It seems simple when you’re on the outside looking in, but there’s a reason people get paid big money to run PR firms. Rather than spin the information one way or the other, the Cubs chose to address the potentially sticky situation with honesty and simplicity. There was no talk of whom they believed or what was right and wrong. They didn’t hand out scripts to players or shut the media out of the locker room.
And perhaps best of all, they kept Russell out of the ballpark altogether on Thursday. The statements that were released — both from Russell and the team — were brief and absent of extraneous detail. Theo Epstein and Jed Hoyer spoke with candor, as did Anthony Rizzo and Kris Bryant, among others.
I think we’d all prefer that this wasn’t something we felt the need to discuss — and maybe some of you would prefer we didn’t discuss it — but I was impressed with how things went yesterday.

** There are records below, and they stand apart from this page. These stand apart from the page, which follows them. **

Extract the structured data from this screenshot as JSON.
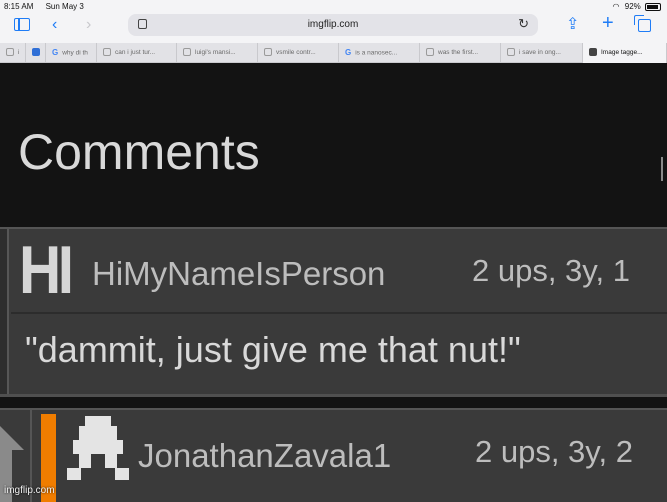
{
  "status_bar": {
    "time": "8:15 AM",
    "date": "Sun May 3",
    "battery": "92%"
  },
  "toolbar": {
    "url": "imgflip.com"
  },
  "tabs": [
    {
      "label": "i",
      "favicon": "gray"
    },
    {
      "label": "why di th",
      "favicon": "google"
    },
    {
      "label": "can i just tur...",
      "favicon": "gray"
    },
    {
      "label": "luigi's mansi...",
      "favicon": "gray"
    },
    {
      "label": "vsmile contr...",
      "favicon": "gray"
    },
    {
      "label": "is a nanosec...",
      "favicon": "google"
    },
    {
      "label": "was the first...",
      "favicon": "gray"
    },
    {
      "label": "i save in ong...",
      "favicon": "gray"
    },
    {
      "label": "Image tagge...",
      "favicon": "dark"
    }
  ],
  "page": {
    "title": "Comments",
    "comments": [
      {
        "avatar_text": "HI",
        "username": "HiMyNameIsPerson",
        "meta": "2 ups, 3y, 1",
        "text": "\"dammit, just give me that nut!\""
      },
      {
        "username": "JonathanZavala1",
        "meta": "2 ups, 3y, 2"
      }
    ]
  },
  "watermark": "imgflip.com",
  "colors": {
    "accent": "#1f7cf6",
    "orange_bar": "#f07d00",
    "comment_bg": "#3a3a3a",
    "page_bg": "#131313"
  }
}
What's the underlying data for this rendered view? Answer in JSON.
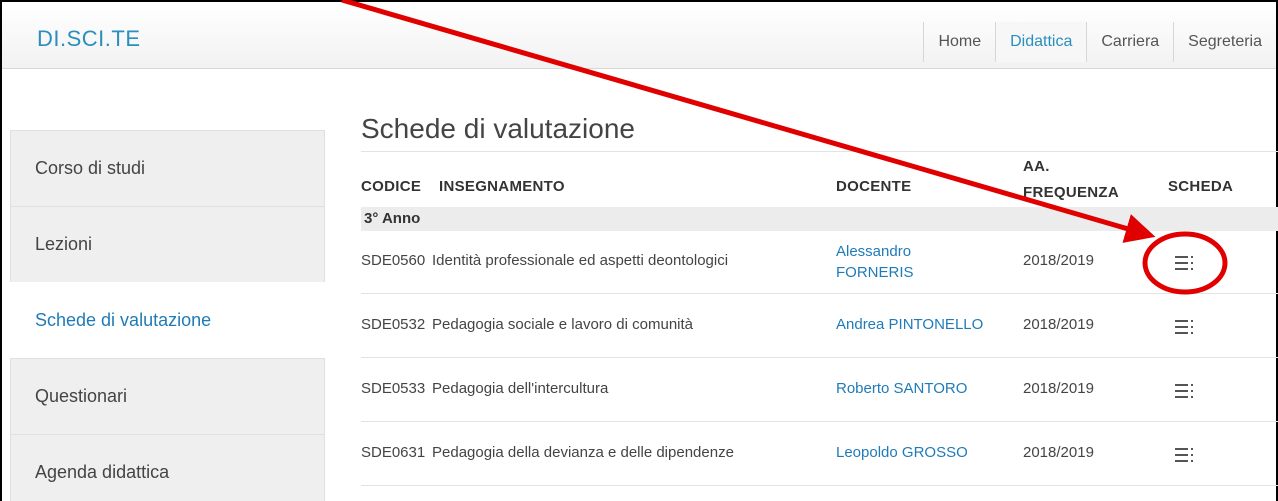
{
  "navbar": {
    "brand": "DI.SCI.TE",
    "items": [
      {
        "label": "Home",
        "active": false
      },
      {
        "label": "Didattica",
        "active": true
      },
      {
        "label": "Carriera",
        "active": false
      },
      {
        "label": "Segreteria",
        "active": false
      }
    ]
  },
  "sidebar": {
    "items": [
      {
        "label": "Corso di studi",
        "active": false
      },
      {
        "label": "Lezioni",
        "active": false
      },
      {
        "label": "Schede di valutazione",
        "active": true
      },
      {
        "label": "Questionari",
        "active": false
      },
      {
        "label": "Agenda didattica",
        "active": false
      }
    ]
  },
  "main": {
    "title": "Schede di valutazione",
    "headers": {
      "codice": "CODICE",
      "insegnamento": "INSEGNAMENTO",
      "docente": "DOCENTE",
      "aa_line1": "AA.",
      "aa_line2": "FREQUENZA",
      "scheda": "SCHEDA"
    },
    "group_label": "3° Anno",
    "rows": [
      {
        "code": "SDE0560",
        "course": "Identità professionale ed aspetti deontologici",
        "teacher_line1": "Alessandro",
        "teacher_line2": "FORNERIS",
        "year": "2018/2019",
        "icon": "list-icon"
      },
      {
        "code": "SDE0532",
        "course": "Pedagogia sociale e lavoro di comunità",
        "teacher_line1": "Andrea PINTONELLO",
        "teacher_line2": "",
        "year": "2018/2019",
        "icon": "list-icon"
      },
      {
        "code": "SDE0533",
        "course": "Pedagogia dell'intercultura",
        "teacher_line1": "Roberto SANTORO",
        "teacher_line2": "",
        "year": "2018/2019",
        "icon": "list-icon"
      },
      {
        "code": "SDE0631",
        "course": "Pedagogia della devianza e delle dipendenze",
        "teacher_line1": "Leopoldo GROSSO",
        "teacher_line2": "",
        "year": "2018/2019",
        "icon": "list-icon"
      }
    ]
  },
  "colors": {
    "link": "#1f7bb8",
    "brand": "#2a8fbd",
    "annotation": "#e00000"
  }
}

Moving forward, now, that is going to be the real test.
More news and notes
- Kyle Hendricks has been placed on the 10-day DL
- Hoyer said Hendricks has felt mild pain over last two starts
- This could explain control/velocity issues
- The move is more precautionary than anything
- Brett Anderson was moved to the 60-day DL
- Move was necessitated by Seth Frankoff’s addition to 40-man roster
- Purely procedural, as Anderson had already been out for a month and wouldn’t be back within 30 days
- Yoenis Cespedes made another minor league rehab start a week after being shut down